It might seem silly, but that's what retroactively reviewing could cause. In fact we could see a small decision win, a 114-113 for example, swing the other way based on a point deduction correction, or a knockdown correction retroactively applied.
For the sake of our sanity we need to accept that whilst the replay officials may have taken 26 minutes to make a wrong decision on Saturday night, they also made the "right decision". They made it clear that this is a farce, it allows bouts to be altered retroactively, and that they are still not implementing a system that works.
We don't NEED replay in boxing. We would maybe like it, but we'd only like it if it was clear, it worked, and the decisions could be rendered in real time, or similar. So far it has felt like a half baked idea, badly implemented. It has been revised, but it still leaves much to be desired and a lot of work to do. Just as VAR does in football.
Technology in sport can be slow to progress, but can revolutionise how sport is done. Tennis and Cricket have used Hawkeye amazingly well, and maybe a similar, multi-camera, multi-replay system is needed in boxing, rather than this half baked thing we have. Or maybe we shouldn't have replay at all, and the referees decision is final, not a take we'd go with but a valid all the same. Maybe full fights should regularly be reviewed to get the right decision.
Fighters, camps, promoters, officials and fans all need to be fully in the loop of how it will be used, when it will be used, and what it's purpose is. This weekend showed that more than ever. Everything needs to be transparent.
Moloney was denied the title!
One final point to end this one, and one that we have seen echoed, a lot. "Moloney was robbed of the title", "that belt belongs to Moloney", "Franco is a fake champion", "Give that belt back". We get the point, Moloney should hold the WBA Regular Super Flyweight title.
Or should he?
Fans talking about that belt, at all, are legitimising another issue in boxing. The WBA's multiple titles. That belt shouldn't be Moloney's for the simple fact that that belt shouldn't exist. The WBA should recognise ONE champion per division, and the line of Roman Gonzalez, the WBA "Super" champion should be the only one we, as fans, care about. The belt that Franco has was created solely for the WBA to collection sanctioning fees. If you choose to recognise the belt, you lose the validity of arguing there's too many belts in the sport.

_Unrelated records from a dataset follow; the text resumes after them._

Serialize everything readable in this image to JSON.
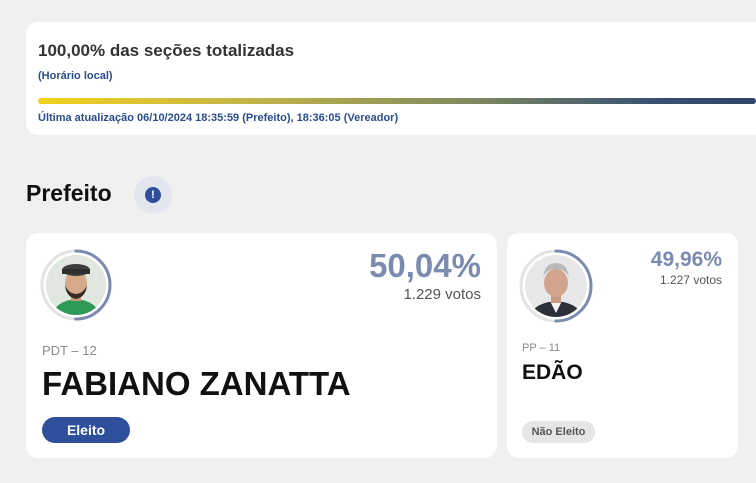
{
  "status": {
    "title": "100,00% das seções totalizadas",
    "local_time": "(Horário local)",
    "progress_percent": 100,
    "last_update": "Última atualização 06/10/2024 18:35:59 (Prefeito), 18:36:05 (Vereador)"
  },
  "section": {
    "title": "Prefeito",
    "info_icon": "info-icon"
  },
  "candidates": [
    {
      "percent": "50,04%",
      "votes": "1.229 votos",
      "party": "PDT – 12",
      "name": "FABIANO ZANATTA",
      "status": "Eleito",
      "vote_share": 50.04
    },
    {
      "percent": "49,96%",
      "votes": "1.227 votos",
      "party": "PP – 11",
      "name": "EDÃO",
      "status": "Não Eleito",
      "vote_share": 49.96
    }
  ],
  "colors": {
    "accent": "#2e4f9c",
    "percent_text": "#7b8bb0",
    "background": "#f0f0f1"
  }
}
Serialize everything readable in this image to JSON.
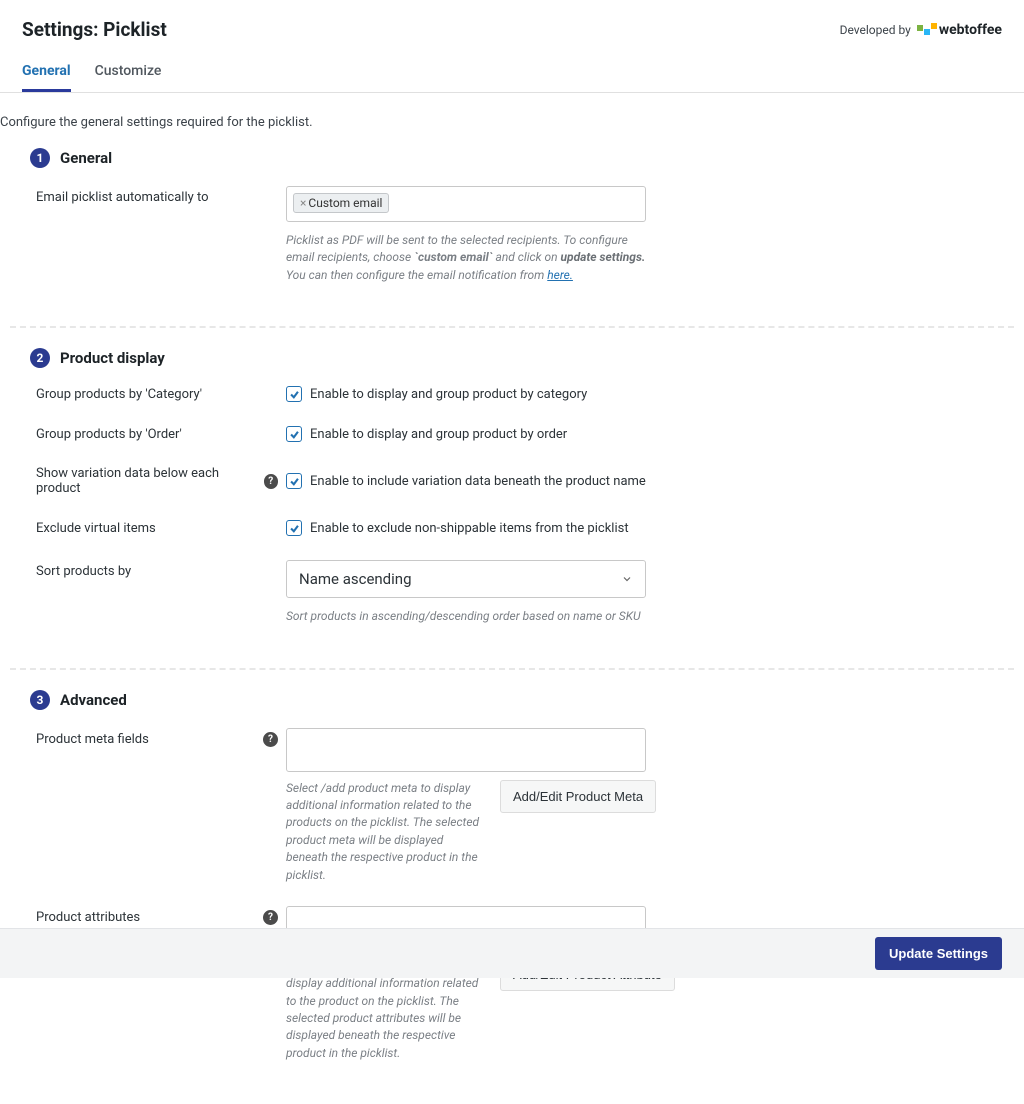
{
  "header": {
    "title": "Settings: Picklist",
    "developed_by": "Developed by",
    "brand": "webtoffee"
  },
  "tabs": {
    "general": "General",
    "customize": "Customize"
  },
  "intro": "Configure the general settings required for the picklist.",
  "section1": {
    "num": "1",
    "title": "General",
    "email_label": "Email picklist automatically to",
    "chip_x": "×",
    "chip_text": "Custom email",
    "help_pre": "Picklist as PDF will be sent to the selected recipients. To configure email recipients, choose ",
    "help_code": "`custom email`",
    "help_mid": " and click on ",
    "help_bold": "update settings.",
    "help_post": " You can then configure the email notification from ",
    "help_link": "here."
  },
  "section2": {
    "num": "2",
    "title": "Product display",
    "row1_label": "Group products by 'Category'",
    "row1_cb": "Enable to display and group product by category",
    "row2_label": "Group products by 'Order'",
    "row2_cb": "Enable to display and group product by order",
    "row3_label": "Show variation data below each product",
    "row3_cb": "Enable to include variation data beneath the product name",
    "row4_label": "Exclude virtual items",
    "row4_cb": "Enable to exclude non-shippable items from the picklist",
    "sort_label": "Sort products by",
    "sort_value": "Name ascending",
    "sort_help": "Sort products in ascending/descending order based on name or SKU"
  },
  "section3": {
    "num": "3",
    "title": "Advanced",
    "meta_label": "Product meta fields",
    "meta_help": "Select /add product meta to display additional information related to the products on the picklist. The selected product meta will be displayed beneath the respective product in the picklist.",
    "meta_button": "Add/Edit Product Meta",
    "attr_label": "Product attributes",
    "attr_help": "Select/add product attributes to display additional information related to the product on the picklist. The selected product attributes will be displayed beneath the respective product in the picklist.",
    "attr_button": "Add/Edit Product Attribute"
  },
  "footer": {
    "update": "Update Settings"
  },
  "help_q": "?"
}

Roman Gonzalez's line as the WBA Super Flyweight champion goes back to 2014. He beat Kal Yafai, Kal Yafai beat Luis Concepcion, who beat Kohei Kono, who won the belt when he beat Denkaosan Kaovichit on March 26th 2014. The title Franco has appeared 3 months before Gonzalez beat Yafai for the belt, when Moloney beat Elton Dharry for the "interim" title, which was then upgraded to the "regular" title in June for the first bout between Moloney and Franco.
Lets not legitimise the WBA's bull crap by ignoring history.
The stronger case is that Moloney may lose out on an opportunity down the line. That case can be answered by everyone doing the right thing and sorting out a rematch. Alternatively Moloney is a Top Rank fighter. Top Rank have another fighter in the same division, with a world title, Jerwin Ancajas. There is an opportunity waiting in the wings for Moloney to fight for a legitimate world title. If he's denied both of those chances, then boxing has a lot to answer for, and that should be the bigger issue.
This is just an opinion, maaaan! It's easy to share our opinions, and that's what you'll find here, some random opinion pieces